Saved data entries:
※ ※ ※

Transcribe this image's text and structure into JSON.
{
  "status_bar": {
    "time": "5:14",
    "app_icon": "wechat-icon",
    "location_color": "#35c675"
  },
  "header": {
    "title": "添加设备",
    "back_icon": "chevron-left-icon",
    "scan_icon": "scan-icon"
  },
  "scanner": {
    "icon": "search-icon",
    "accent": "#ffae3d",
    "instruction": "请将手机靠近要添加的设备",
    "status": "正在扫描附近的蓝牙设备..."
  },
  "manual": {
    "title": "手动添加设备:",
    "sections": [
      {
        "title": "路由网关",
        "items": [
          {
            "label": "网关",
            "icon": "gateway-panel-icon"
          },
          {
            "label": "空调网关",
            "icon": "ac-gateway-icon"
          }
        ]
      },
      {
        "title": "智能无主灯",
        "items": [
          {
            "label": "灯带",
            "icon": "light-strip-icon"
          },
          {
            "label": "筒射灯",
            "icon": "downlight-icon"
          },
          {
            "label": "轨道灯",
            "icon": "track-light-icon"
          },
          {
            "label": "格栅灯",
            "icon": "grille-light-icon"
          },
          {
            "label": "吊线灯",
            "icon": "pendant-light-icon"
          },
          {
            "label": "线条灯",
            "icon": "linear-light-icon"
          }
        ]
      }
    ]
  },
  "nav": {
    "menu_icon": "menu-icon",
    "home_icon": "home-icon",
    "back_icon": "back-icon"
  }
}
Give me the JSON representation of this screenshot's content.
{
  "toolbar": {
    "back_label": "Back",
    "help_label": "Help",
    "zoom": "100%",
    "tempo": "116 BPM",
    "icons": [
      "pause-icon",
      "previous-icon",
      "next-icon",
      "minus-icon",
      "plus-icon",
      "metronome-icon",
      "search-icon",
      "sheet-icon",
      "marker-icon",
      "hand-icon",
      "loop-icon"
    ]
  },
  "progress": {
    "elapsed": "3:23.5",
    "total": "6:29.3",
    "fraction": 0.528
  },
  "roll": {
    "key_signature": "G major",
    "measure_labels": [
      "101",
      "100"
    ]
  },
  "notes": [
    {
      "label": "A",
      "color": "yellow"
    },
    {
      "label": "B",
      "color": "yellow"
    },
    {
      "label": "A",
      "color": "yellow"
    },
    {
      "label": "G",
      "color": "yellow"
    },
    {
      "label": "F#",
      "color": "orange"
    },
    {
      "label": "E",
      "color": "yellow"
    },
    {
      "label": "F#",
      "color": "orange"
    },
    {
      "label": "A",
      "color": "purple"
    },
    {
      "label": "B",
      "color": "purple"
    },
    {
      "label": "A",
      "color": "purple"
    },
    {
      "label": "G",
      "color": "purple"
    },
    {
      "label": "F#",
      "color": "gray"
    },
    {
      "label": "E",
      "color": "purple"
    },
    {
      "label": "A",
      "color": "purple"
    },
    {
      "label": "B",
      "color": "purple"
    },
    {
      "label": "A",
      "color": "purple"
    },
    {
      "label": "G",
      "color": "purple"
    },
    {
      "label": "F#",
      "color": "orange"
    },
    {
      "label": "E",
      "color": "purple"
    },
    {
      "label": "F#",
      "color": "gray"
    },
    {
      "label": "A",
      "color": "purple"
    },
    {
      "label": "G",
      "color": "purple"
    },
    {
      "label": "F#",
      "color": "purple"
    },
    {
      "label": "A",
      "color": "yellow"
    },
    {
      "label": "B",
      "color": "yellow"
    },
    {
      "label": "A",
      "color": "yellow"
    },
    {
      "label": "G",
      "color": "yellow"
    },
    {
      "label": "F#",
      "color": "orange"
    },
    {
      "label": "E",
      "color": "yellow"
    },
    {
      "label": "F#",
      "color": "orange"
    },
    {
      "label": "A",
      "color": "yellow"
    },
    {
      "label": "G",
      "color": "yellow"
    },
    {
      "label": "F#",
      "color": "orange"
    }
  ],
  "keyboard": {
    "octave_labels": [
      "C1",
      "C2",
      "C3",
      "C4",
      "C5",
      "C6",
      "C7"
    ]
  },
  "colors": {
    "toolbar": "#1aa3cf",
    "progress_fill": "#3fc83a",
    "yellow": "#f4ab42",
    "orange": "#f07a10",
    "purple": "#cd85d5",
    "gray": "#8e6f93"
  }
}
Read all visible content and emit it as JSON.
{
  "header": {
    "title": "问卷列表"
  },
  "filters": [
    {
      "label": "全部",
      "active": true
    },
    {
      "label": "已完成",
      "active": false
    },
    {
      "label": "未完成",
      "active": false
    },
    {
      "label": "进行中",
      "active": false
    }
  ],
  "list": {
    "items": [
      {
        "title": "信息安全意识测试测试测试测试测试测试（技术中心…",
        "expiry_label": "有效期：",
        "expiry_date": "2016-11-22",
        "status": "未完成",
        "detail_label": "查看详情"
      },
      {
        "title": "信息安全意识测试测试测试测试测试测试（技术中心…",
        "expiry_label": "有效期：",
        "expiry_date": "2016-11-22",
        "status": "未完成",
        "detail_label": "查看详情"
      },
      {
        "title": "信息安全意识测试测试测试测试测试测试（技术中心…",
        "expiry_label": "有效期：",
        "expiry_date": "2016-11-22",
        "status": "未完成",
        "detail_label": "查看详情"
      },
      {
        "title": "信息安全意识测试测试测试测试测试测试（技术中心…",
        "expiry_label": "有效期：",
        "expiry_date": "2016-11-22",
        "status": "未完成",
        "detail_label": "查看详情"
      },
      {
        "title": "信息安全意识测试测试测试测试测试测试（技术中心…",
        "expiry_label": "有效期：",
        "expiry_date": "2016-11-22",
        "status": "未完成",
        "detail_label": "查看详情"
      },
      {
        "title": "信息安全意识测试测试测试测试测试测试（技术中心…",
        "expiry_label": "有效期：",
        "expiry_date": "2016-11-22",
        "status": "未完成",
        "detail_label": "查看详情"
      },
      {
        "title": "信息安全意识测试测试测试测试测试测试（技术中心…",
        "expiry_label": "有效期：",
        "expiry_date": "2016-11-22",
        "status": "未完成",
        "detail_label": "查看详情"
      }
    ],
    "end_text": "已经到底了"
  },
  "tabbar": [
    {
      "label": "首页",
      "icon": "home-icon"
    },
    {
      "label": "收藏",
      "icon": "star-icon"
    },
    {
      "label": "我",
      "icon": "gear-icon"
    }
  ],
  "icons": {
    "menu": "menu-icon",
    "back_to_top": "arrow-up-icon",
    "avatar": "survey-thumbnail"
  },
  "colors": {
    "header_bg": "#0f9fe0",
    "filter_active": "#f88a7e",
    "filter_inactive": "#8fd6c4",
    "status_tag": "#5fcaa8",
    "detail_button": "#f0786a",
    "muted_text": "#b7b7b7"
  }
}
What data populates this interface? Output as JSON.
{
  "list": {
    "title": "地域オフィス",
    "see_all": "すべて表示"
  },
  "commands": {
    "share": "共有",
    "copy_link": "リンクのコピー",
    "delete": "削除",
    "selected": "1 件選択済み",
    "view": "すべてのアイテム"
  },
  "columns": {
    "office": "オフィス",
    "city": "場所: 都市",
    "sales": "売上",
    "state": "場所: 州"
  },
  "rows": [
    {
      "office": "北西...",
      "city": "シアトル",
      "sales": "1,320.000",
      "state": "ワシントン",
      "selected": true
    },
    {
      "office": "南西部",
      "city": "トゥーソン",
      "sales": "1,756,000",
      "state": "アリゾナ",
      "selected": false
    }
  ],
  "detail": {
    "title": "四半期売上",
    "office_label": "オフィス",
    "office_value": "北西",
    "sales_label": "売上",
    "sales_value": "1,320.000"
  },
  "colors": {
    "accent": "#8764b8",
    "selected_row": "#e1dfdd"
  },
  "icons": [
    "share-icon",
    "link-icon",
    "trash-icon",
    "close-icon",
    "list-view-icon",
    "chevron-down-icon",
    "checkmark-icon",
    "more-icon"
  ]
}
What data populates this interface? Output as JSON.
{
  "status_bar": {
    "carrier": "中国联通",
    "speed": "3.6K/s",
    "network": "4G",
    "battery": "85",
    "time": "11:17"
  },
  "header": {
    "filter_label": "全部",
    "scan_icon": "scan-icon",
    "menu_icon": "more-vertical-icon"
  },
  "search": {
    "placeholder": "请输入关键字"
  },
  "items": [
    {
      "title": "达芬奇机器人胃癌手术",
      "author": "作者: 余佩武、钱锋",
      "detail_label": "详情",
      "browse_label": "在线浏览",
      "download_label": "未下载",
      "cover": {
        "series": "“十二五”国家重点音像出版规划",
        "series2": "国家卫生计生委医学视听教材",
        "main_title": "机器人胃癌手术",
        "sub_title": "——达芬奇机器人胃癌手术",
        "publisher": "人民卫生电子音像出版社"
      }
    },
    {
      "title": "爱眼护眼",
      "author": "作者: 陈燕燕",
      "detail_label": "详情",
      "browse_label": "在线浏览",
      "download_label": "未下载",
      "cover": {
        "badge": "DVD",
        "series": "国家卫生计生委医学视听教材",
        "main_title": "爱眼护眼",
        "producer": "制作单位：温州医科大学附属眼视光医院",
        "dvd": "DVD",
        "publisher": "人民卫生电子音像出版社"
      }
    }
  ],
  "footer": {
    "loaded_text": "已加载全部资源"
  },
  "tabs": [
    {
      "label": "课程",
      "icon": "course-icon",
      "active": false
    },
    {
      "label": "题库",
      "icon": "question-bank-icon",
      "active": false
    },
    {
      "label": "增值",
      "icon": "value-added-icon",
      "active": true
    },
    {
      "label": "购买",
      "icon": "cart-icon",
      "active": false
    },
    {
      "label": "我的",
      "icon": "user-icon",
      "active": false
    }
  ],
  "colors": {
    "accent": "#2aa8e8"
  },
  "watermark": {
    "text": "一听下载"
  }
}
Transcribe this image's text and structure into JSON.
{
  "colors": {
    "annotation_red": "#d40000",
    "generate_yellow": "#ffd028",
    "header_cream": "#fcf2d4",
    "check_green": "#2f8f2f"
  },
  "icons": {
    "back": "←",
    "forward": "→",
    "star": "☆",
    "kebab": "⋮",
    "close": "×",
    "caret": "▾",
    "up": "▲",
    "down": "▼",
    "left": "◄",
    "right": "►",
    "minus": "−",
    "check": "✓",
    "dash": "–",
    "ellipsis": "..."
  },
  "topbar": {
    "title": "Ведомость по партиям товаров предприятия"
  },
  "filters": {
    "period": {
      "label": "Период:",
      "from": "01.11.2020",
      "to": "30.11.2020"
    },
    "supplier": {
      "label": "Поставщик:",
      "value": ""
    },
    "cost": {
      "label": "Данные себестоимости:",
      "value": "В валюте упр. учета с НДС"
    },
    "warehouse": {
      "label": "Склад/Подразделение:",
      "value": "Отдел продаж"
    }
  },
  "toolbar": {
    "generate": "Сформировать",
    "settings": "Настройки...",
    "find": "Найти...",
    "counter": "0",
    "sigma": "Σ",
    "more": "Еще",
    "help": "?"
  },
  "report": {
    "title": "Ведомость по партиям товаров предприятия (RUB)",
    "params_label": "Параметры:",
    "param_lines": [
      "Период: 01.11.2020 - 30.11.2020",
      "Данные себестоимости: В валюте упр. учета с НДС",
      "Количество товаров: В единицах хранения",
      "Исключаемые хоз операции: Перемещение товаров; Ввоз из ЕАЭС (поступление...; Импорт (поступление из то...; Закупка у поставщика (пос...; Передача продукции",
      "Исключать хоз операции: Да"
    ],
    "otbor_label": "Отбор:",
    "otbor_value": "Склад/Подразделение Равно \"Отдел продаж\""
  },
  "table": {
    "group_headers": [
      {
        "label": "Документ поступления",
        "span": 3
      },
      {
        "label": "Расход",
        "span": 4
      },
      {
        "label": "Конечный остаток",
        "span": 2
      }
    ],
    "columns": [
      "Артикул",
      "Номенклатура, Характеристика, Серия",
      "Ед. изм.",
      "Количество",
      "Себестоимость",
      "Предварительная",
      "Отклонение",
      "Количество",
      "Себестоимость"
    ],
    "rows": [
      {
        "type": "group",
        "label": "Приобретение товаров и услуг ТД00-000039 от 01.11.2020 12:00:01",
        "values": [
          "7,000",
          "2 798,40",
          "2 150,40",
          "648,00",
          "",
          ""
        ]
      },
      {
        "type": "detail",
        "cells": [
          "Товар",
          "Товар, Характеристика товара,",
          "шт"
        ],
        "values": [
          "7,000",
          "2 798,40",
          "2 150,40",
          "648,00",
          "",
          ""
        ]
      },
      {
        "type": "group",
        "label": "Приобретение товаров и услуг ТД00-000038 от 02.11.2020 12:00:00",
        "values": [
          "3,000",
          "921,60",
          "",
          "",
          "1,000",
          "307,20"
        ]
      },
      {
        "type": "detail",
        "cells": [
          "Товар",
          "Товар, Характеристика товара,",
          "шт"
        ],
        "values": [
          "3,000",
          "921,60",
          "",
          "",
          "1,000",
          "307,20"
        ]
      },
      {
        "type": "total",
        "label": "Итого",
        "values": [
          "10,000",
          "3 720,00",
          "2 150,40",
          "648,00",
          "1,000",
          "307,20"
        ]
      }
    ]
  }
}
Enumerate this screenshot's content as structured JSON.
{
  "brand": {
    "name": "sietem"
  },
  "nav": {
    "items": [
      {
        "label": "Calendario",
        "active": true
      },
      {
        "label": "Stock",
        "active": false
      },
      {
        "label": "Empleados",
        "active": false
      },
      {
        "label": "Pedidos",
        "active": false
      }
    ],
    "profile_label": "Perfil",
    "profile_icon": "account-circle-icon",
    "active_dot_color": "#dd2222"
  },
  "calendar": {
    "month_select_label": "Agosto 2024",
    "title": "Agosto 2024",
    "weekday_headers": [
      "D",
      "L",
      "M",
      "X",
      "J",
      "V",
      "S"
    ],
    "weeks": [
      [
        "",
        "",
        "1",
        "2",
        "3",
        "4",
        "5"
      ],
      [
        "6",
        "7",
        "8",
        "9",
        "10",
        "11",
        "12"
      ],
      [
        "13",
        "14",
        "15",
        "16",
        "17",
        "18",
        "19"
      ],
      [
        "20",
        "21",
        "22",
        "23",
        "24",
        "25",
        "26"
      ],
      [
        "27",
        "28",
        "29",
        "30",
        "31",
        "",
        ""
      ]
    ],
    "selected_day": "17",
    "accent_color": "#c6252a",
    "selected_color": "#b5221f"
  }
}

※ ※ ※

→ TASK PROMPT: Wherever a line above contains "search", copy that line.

→ SOLUTION TO THIS TASK:
    "icon": "search-icon",
      "search-icon",
  "search": {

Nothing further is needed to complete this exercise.